▶ Exercise details: Every record, from the first line to the last, needs to be given again exactly.

Collected data
=-=-=

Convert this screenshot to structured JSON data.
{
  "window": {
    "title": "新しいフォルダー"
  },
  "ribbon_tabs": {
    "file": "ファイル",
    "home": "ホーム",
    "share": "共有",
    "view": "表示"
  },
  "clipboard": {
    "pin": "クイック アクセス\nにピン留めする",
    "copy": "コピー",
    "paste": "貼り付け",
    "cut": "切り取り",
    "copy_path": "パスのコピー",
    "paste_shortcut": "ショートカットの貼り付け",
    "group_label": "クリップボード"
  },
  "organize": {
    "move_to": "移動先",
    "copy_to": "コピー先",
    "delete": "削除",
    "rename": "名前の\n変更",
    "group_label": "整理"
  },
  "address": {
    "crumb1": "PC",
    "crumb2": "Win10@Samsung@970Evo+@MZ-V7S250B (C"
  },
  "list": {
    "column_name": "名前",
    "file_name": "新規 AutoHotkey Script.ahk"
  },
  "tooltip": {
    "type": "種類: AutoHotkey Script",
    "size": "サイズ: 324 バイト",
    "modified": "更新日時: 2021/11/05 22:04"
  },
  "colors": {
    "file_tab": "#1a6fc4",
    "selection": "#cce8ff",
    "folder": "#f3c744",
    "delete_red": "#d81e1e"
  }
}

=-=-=

▶ Reply to the exercise:
Convert this screenshot to structured JSON data.
{
  "window": {
    "title": "新しいフォルダー"
  },
  "ribbon_tabs": {
    "file": "ファイル",
    "home": "ホーム",
    "share": "共有",
    "view": "表示"
  },
  "clipboard": {
    "pin": "クイック アクセス\nにピン留めする",
    "copy": "コピー",
    "paste": "貼り付け",
    "cut": "切り取り",
    "copy_path": "パスのコピー",
    "paste_shortcut": "ショートカットの貼り付け",
    "group_label": "クリップボード"
  },
  "organize": {
    "move_to": "移動先",
    "copy_to": "コピー先",
    "delete": "削除",
    "rename": "名前の\n変更",
    "group_label": "整理"
  },
  "address": {
    "crumb1": "PC",
    "crumb2": "Win10@Samsung@970Evo+@MZ-V7S250B (C"
  },
  "list": {
    "column_name": "名前",
    "file_name": "新規 AutoHotkey Script.ahk"
  },
  "tooltip": {
    "type": "種類: AutoHotkey Script",
    "size": "サイズ: 324 バイト",
    "modified": "更新日時: 2021/11/05 22:04"
  },
  "colors": {
    "file_tab": "#1a6fc4",
    "selection": "#cce8ff",
    "folder": "#f3c744",
    "delete_red": "#d81e1e"
  }
}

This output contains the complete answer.